▸ **WHAT YOU SHOULD DO**: Gather every line of the entries that includes the word "icon".
== Segment start ==
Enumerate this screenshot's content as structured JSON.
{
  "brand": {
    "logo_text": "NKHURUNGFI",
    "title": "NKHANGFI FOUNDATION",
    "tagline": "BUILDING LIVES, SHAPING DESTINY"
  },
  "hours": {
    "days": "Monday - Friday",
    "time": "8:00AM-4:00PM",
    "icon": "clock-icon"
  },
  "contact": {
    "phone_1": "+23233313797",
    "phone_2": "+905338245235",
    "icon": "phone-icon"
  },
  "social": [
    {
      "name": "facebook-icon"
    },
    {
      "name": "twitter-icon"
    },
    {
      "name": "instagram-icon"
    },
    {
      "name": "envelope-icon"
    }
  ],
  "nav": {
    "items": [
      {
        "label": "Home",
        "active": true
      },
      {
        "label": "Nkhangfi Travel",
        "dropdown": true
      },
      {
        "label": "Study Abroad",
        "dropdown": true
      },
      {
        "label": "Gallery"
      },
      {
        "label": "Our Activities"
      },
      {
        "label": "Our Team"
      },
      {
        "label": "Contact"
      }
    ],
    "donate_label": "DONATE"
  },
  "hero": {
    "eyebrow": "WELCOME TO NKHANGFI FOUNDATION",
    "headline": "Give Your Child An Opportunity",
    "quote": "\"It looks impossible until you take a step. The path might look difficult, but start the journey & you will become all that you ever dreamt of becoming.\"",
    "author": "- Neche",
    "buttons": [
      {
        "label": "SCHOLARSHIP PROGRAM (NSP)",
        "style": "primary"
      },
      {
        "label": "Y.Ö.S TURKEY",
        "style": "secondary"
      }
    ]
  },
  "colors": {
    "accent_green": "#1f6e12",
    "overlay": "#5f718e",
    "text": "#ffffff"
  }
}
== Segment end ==
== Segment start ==
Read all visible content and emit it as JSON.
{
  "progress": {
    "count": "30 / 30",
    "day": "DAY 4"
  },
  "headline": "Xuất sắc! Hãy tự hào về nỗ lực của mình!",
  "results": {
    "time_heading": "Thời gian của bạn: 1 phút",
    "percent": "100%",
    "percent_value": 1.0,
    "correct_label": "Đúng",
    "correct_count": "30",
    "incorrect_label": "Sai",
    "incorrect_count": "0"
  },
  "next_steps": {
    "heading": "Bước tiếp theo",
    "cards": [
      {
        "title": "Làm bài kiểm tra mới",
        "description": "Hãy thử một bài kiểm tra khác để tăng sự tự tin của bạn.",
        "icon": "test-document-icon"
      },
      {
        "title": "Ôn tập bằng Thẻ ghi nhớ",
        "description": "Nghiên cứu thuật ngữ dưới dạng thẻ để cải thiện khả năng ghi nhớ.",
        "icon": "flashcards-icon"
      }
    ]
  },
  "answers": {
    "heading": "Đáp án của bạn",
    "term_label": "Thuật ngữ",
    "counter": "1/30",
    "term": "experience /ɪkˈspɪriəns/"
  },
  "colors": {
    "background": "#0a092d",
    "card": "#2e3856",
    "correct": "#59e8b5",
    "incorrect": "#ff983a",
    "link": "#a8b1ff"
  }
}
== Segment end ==
▸ **ANSWER**:
    "icon": "clock-icon"
    "icon": "phone-icon"
      "name": "facebook-icon"
      "name": "twitter-icon"
      "name": "instagram-icon"
      "name": "envelope-icon"
        "icon": "test-document-icon"
        "icon": "flashcards-icon"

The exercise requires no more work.